My passion for Irish soccer and tabloids continues three decades later


That explains why my professional life involved obituary writing and headlines for the Trapattoni era on Friday night and all weekend.

It explains why Monday was spent working on headlines and angles ahead of the game away to Austria on Tuesday night.

And it explains why we have already worked out every pun ahead of the game – I am writing this column just hours before kickoff and expecting the worst.

We’ve used them already or have them in the pipeline, although I have to admit we’re only working on negative headlines such is the current state of this Irish team.

They’re easy lines too. Goodnight Vienna. Ah Vienna – it means nothing to me for those of you who remember Ultravox.

Heaven Alp Us. Aus-terity strikes again. Gio now in the name of Rio. The Gone-Trapps.
They are all puns, some of them terrible I will admit. None of them would work in a broadsheet. They all work in a fun loving tabloid like the Irish Sun.

That’s why I’m glad I never listen to men in toilets!

(Cathal Dervan is sports editor of the Irish Sun newspaper in Dublin)

Davy Fitz the Perfect Boss
A COLLEAGUE remarked the other day that Davy Fitzgerald must be the most revered man in Irish sport, and he may well be right.

No sooner had the All-Ireland hurling final reached an incredible conclusion – and a draw – on Sunday that Davy was again claiming on national television that his team are victims of some incredible victimisation campaign.

This time it’s the refs that have it in for Clare, and for Davy and most times it’s the refs who seem to bear the brunt of his ire.
He’s a man with a persecution complex, and it doesn’t do him any favors in the popularity poles.

But maybe that’s the point.
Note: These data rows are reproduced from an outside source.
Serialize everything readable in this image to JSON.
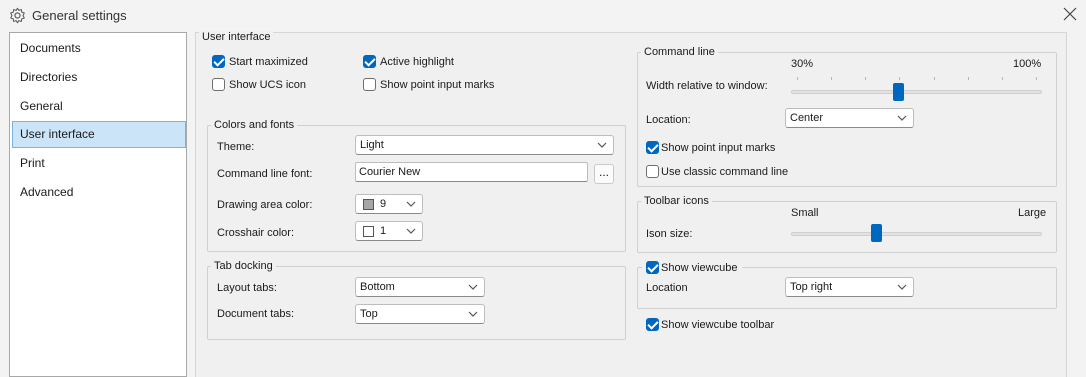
{
  "window": {
    "title": "General settings",
    "icon": "gear-icon"
  },
  "sidebar": {
    "items": [
      {
        "label": "Documents"
      },
      {
        "label": "Directories"
      },
      {
        "label": "General"
      },
      {
        "label": "User interface",
        "selected": true
      },
      {
        "label": "Print"
      },
      {
        "label": "Advanced"
      }
    ]
  },
  "ui_group": {
    "label": "User interface",
    "start_maximized": {
      "label": "Start maximized",
      "checked": true
    },
    "active_highlight": {
      "label": "Active highlight",
      "checked": true
    },
    "show_ucs_icon": {
      "label": "Show UCS icon",
      "checked": false
    },
    "show_point_input_marks": {
      "label": "Show point input marks",
      "checked": false
    }
  },
  "colors_fonts": {
    "label": "Colors and fonts",
    "theme_label": "Theme:",
    "theme_value": "Light",
    "cmd_font_label": "Command line font:",
    "cmd_font_value": "Courier New",
    "browse_label": "...",
    "drawing_color_label": "Drawing area color:",
    "drawing_color_value": "9",
    "drawing_color_swatch": "#a6a6a6",
    "crosshair_label": "Crosshair color:",
    "crosshair_value": "1",
    "crosshair_swatch": "#ffffff"
  },
  "tab_docking": {
    "label": "Tab docking",
    "layout_label": "Layout tabs:",
    "layout_value": "Bottom",
    "document_label": "Document tabs:",
    "document_value": "Top"
  },
  "command_line": {
    "label": "Command line",
    "min_label": "30%",
    "max_label": "100%",
    "width_label": "Width relative to window:",
    "width_value_fraction": 0.43,
    "location_label": "Location:",
    "location_value": "Center",
    "show_point_input_marks": {
      "label": "Show point input marks",
      "checked": true
    },
    "use_classic": {
      "label": "Use classic command line",
      "checked": false
    }
  },
  "toolbar_icons": {
    "label": "Toolbar icons",
    "small_label": "Small",
    "large_label": "Large",
    "size_label": "Ison size:",
    "size_value_fraction": 0.34
  },
  "viewcube": {
    "show": {
      "label": "Show viewcube",
      "checked": true
    },
    "location_label": "Location",
    "location_value": "Top right",
    "toolbar": {
      "label": "Show viewcube toolbar",
      "checked": true
    }
  },
  "colors": {
    "accent": "#0067c0",
    "selection_bg": "#cce4f7"
  }
}
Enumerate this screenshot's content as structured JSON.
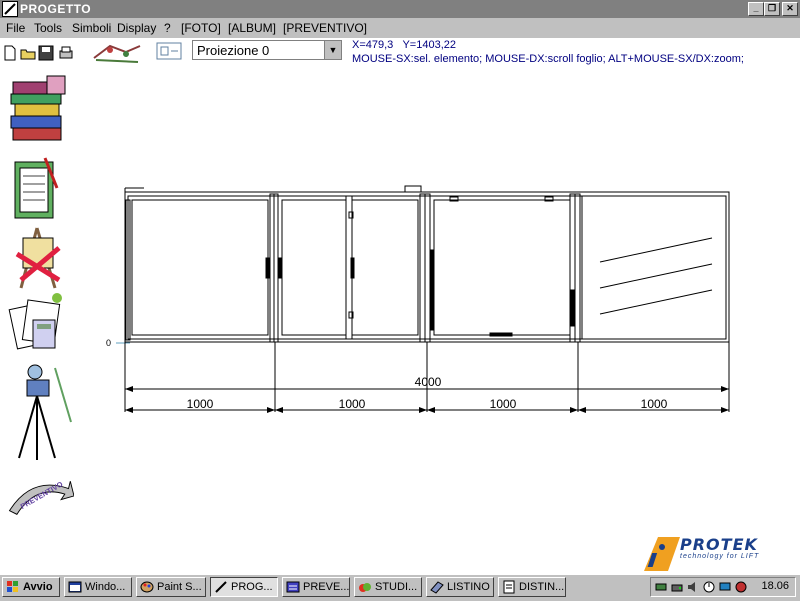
{
  "window": {
    "title": "PROGETTO",
    "controls": {
      "minimize": "_",
      "restore": "❐",
      "close": "✕"
    }
  },
  "menu": {
    "items": [
      "File",
      "Tools",
      "Simboli",
      "Display",
      "?",
      "[FOTO]",
      "[ALBUM]",
      "[PREVENTIVO]"
    ]
  },
  "toolbar": {
    "projection_value": "Proiezione 0",
    "coords_x": "X=479,3",
    "coords_y": "Y=1403,22",
    "hint": "MOUSE-SX:sel. elemento; MOUSE-DX:scroll foglio; ALT+MOUSE-SX/DX:zoom;"
  },
  "sidebar": {
    "icons": [
      "books-icon",
      "clipboard-icon",
      "easel-icon",
      "documents-calculator-icon",
      "camera-tripod-icon",
      "preventivo-arrow-icon"
    ],
    "arrow_label": "PREVENTIVO"
  },
  "drawing": {
    "origin_label": "0",
    "total_dimension": "4000",
    "segment_dimensions": [
      "1000",
      "1000",
      "1000",
      "1000"
    ]
  },
  "logo": {
    "brand": "PROTEK",
    "tagline": "technology for LIFT"
  },
  "taskbar": {
    "start_label": "Avvio",
    "buttons": [
      "Windo...",
      "Paint S...",
      "PROG...",
      "PREVE...",
      "STUDI...",
      "LISTINO",
      "DISTIN..."
    ],
    "clock": "18.06"
  }
}
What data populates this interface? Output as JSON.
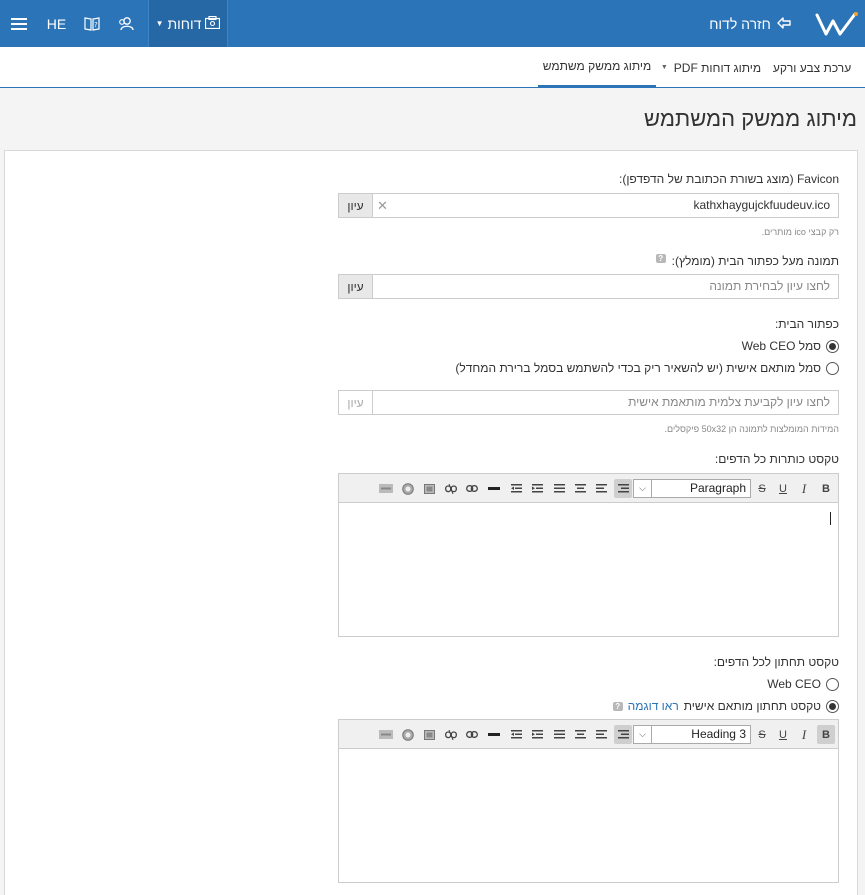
{
  "topbar": {
    "language": "HE",
    "reports_label": "דוחות",
    "back_label": "חזרה לדוח"
  },
  "tabs": [
    {
      "label": "ערכת צבע ורקע"
    },
    {
      "label": "מיתוג דוחות PDF"
    },
    {
      "label": "מיתוג ממשק משתמש",
      "active": true
    }
  ],
  "page": {
    "title": "מיתוג ממשק המשתמש"
  },
  "favicon": {
    "label": "Favicon (מוצג בשורת הכתובת של הדפדפן):",
    "value": "kathxhaygujckfuudeuv.ico",
    "browse": "עיון",
    "hint": "רק קבצי ico מותרים."
  },
  "home_image": {
    "label": "תמונה מעל כפתור הבית (מומלץ):",
    "placeholder": "לחצו עיון לבחירת תמונה",
    "browse": "עיון"
  },
  "home_button": {
    "label": "כפתור הבית:",
    "option_webceo": "סמל Web CEO",
    "option_custom": "סמל מותאם אישית (יש להשאיר ריק בכדי להשתמש בסמל ברירת המחדל)",
    "placeholder": "לחצו עיון לקביעת צלמית מותאמת אישית",
    "browse": "עיון",
    "hint": "המידות המומלצות לתמונה הן 50x32 פיקסלים."
  },
  "header_text": {
    "label": "טקסט כותרות כל הדפים:",
    "format": "Paragraph"
  },
  "footer_text": {
    "label": "טקסט תחתון לכל הדפים:",
    "option_webceo": "Web CEO",
    "option_custom": "טקסט תחתון מותאם אישית",
    "example_link": "ראו דוגמה",
    "format": "Heading 3"
  },
  "toolbar_icons": [
    "bold-icon",
    "italic-icon",
    "underline-icon",
    "strikethrough-icon",
    "align-right-icon",
    "align-left-icon",
    "align-center-icon",
    "justify-icon",
    "outdent-icon",
    "indent-icon",
    "horizontal-rule-icon",
    "link-icon",
    "unlink-icon",
    "image-icon",
    "emoji-icon",
    "html-icon"
  ],
  "colors": {
    "accent": "#2b74b8"
  }
}
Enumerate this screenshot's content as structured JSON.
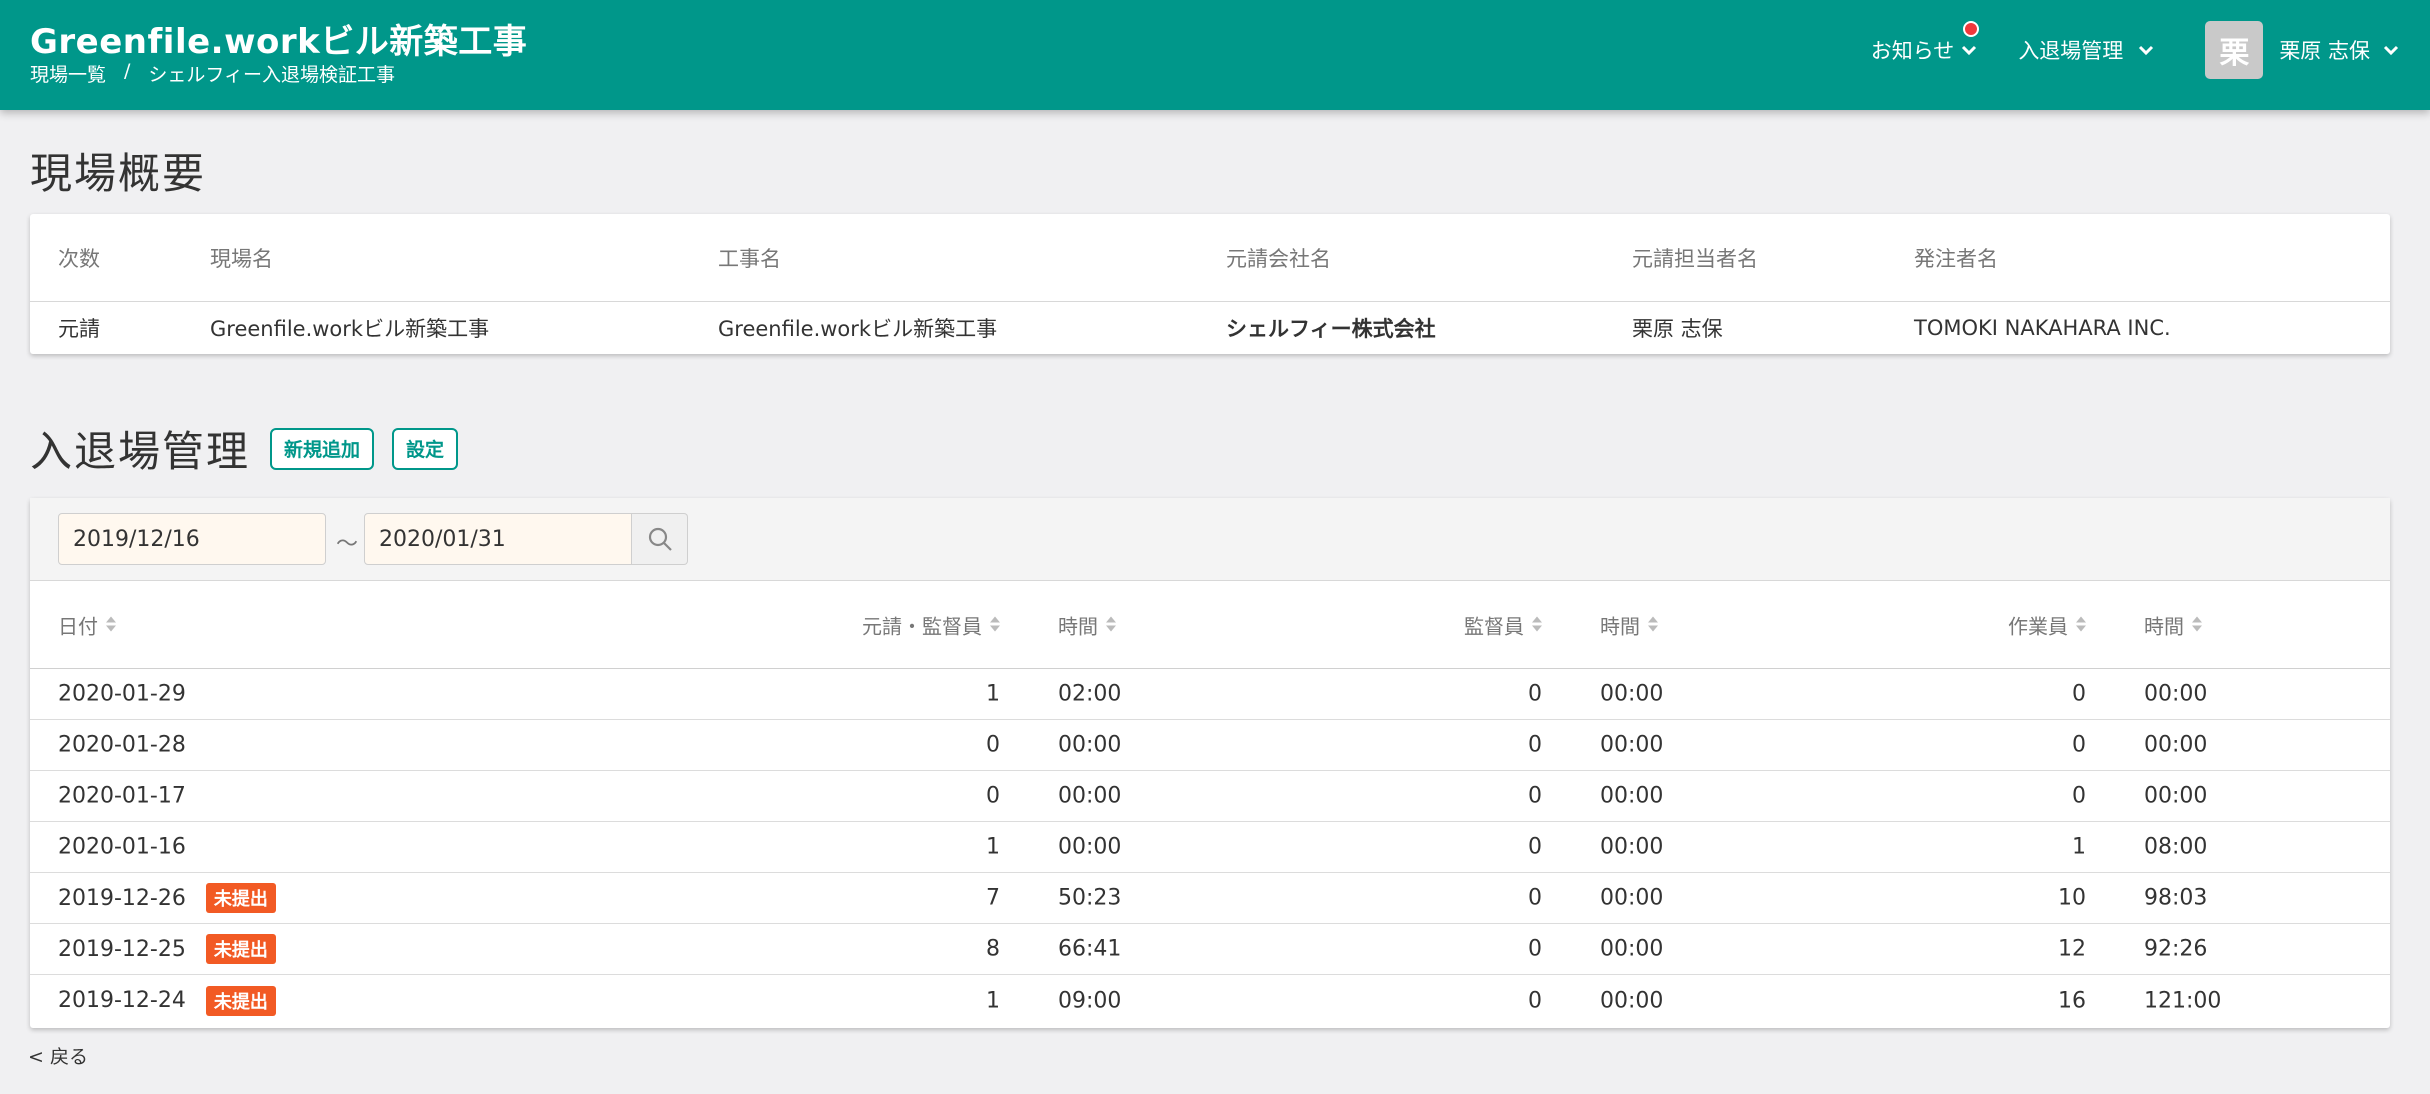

Maybe all the “small fish don’t get the breaks” remarks are designed to shift the focus of attention onto Davy and away from his young team, youngsters who hurled beyond their years on Sunday in a game against Cork which they should have won.

Vincent Hogan, the great Irish Independent journalist who knows his hurling better than most in our industry, swears by Davy.

He likes him as a guy, respects him as a coach and thinks there may be seem credence to the theory that it is all an act to keep the pressure off his players. He also says the Clare and Waterford players who have worked with Davy say he is calmness personified inside the dressing room.

I’m starting to side with Vincent on this one. Whatever about his rants off the field, Davy Fitzgerald has performed miracles with this Clare team this season.

They should have won the All-Ireland hurling final last Sunday when the great players from Kilkenny and Galway and Tipperary were sitting in the stands or on their couches watching it all.

They will take great heart and confidence from running Cork off the pitch for many of the 73 minutes played at Croke Park last Sunday.

And they will go into the replay – at 5 p.m. on Saturday, September 28 – believing that they can win the MacCarthy Cup because that is what their manager Davy Fitzgerald wants them to believe and will ensure they believe.

He may be mouthy and opinionated and convinced he is persecuted, but Davy Fitz is also a winner. And that’s all that really matters on a September Sunday in Croke Park.

CORK thought they had the All-Ireland hurling final won when Clare defender Domhnall O’Donovan crossed the halfway line in the final seconds of added time  – and scored his first ever championship point. When asked what he thought when he saw O’Donovan for a score, boss Davy Fitz said, “You don’t want to f***ing know.” O’Donovan usually missed in training but he pointed his way into history on Sunday.

GIOVANNI Trapattoni’s record as a football manager is exemplary but it belongs in the history books, not in the Irish dressing room. On Monday he claimed that he is worth another two year contract as Ireland manager and insisted he has done not a good job with Ireland, but a great job. The man is delusional and the sooner he goes, the better.